Knott Kept Atop Creighton’s Changing Landscape

 

Creighton’s Corner Elementary little resembles the school it was when Chris Knott became its principal a decade ago.  

“It’s completely different,” Knott, who is leaving Creighton’s to become a science teacher in South Carolina, said recently. When he became principal, Creighton’s had 1,050 students, who were 98 percent non-economically disadvantaged, 92 percent non-English learner and 80 percent white. As Knott leaves, the school’s population is 16 percent economically disadvantaged, 33.7 percent English learners and 28 percent white.

Despite the massive demographic changes, Knotts’ educational philosophy remained the same. “The philosophy we’ve had the whole time is that we have to do what is best for every kid. Be honest with our parents and let them know where our kids are academically. You still have to do your best for each individual child. That’s not going to change because of the school’s demographics.”

Knott added successful schools depend on successful relationships among members of the school community. “You have people who are very different – very diverse background and experiences – and you’ve got to try to make a place where everyone respects one another, gets along. That’s a hard thing to do, but it is very much needed.”

He added a changing society has placed a lot more pressure on schools and teachers. “Some of the structures that existed 40 years ago, don’t exist anymore in the community. As our world becomes more globally centered, the focus on the community is diminished.” Knott said students who have long lived in the same community don’t know each other.

To remedy this, Creighton’s Corner placed an emphasis on students getting to know one another during the morning meeting, which usually lasts 10 to 15 minutes. “If there’s a teachable moment, it may last longer,” said Knott. “The kids greet each other. They learn each other’s names. That’s a foundation. That’s a starting point. We’re basically forming a family within our classroom.

“The biggest thing we do is that we solve problems. If we’ve got a problem in our classroom, where something is not going right, we work as a class to solve it, which is what communities do. If you’re going to have a strong, functioning community, you have to be able to address problems. You have celebrations too. When you do something good, you celebrate that.

“This is an investment that allows everything else to happen. Despite having a huge demographic swing over the past 10 years, we haven’t had a huge swing in performance. Our school now does better academically than it did 10 years ago.”

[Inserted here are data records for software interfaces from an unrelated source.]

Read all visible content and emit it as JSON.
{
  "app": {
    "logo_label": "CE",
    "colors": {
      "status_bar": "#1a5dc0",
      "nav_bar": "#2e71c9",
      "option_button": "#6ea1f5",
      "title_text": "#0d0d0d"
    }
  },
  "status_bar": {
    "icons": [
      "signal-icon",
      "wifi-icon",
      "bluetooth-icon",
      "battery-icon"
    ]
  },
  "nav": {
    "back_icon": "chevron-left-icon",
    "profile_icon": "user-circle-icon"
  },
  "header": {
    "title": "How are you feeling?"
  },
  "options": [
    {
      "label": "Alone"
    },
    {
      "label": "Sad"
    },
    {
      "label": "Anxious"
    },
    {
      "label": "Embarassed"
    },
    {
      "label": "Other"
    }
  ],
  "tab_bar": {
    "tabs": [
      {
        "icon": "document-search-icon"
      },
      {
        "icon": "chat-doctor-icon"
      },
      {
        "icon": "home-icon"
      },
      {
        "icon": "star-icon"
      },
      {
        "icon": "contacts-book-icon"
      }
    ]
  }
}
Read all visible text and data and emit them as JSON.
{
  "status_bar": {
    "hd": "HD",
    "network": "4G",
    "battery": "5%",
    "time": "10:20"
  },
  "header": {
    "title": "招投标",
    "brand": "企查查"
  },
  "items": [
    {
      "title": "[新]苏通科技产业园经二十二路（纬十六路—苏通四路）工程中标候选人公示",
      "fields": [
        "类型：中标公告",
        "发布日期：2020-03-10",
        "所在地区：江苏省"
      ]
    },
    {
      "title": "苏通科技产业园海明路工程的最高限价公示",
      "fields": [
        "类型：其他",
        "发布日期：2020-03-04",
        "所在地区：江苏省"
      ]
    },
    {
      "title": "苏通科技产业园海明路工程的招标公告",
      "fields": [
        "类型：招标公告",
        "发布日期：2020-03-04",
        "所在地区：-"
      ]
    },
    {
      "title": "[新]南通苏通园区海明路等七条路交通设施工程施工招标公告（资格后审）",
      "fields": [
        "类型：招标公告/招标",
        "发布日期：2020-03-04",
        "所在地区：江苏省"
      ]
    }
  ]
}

Creighton’s Corner was perpetually overcrowded during Knotts’ tenure, serving between 900 and 1,350 students. He said the school has never seen the day of 20 students in a classroom. And that’s presented some challenges. “It’s hard. Teachers do their best. They have the same amount of time, but they have to serve more students. It’s stressful.” Knott said teachers have to make sure each child gets the proper amount of instruction and that they do not ignore the needs of students who are achieving above grade level.

That’s hard considering the demands that are placed upon teachers. “You’re a social worker. You’re a counselor; especially coming back off the pandemic. You have to be sure kids have enough to eat at home. It’s hard to pay attention in the morning if you haven’t eaten since lunch the previous day. There are so many things teachers do that are outside the lines of teaching.”

Speaking of the pandemic, Knott said he didn’t think learning loss was the greatest problem that arose from it. “All the talk around the pandemic is about academic loss. The loss in the pandemic was social-emotional. Not being able to interact with other kids. Not being able to see people, laugh and do the things you do in-person that was really hard on kids.”

While Knott has long served as a principal on the elementary and secondary levels, he admitted being a principal was not his goal as a young educator. That changed when he had a bad work relationship with a principal. When Knott detailed this to a mentor, the mentor came back with this question: “How do you feel about making sure one school doesn’t have to deal with that.”

“I just wanted to make sure one school didn’t have to go through what I went through.”

A successful football coach before becoming an administrator, Knott said coaching prepared him for becoming an administrator, but only to a point. “You have to be a lot more thoughtful and direct as to establishing your goals, your mission and your vision. Once you do that, it’s very much the same. You have people with different talents, different abilities whom you need to mold into an effective team.”





Published July 13, 2022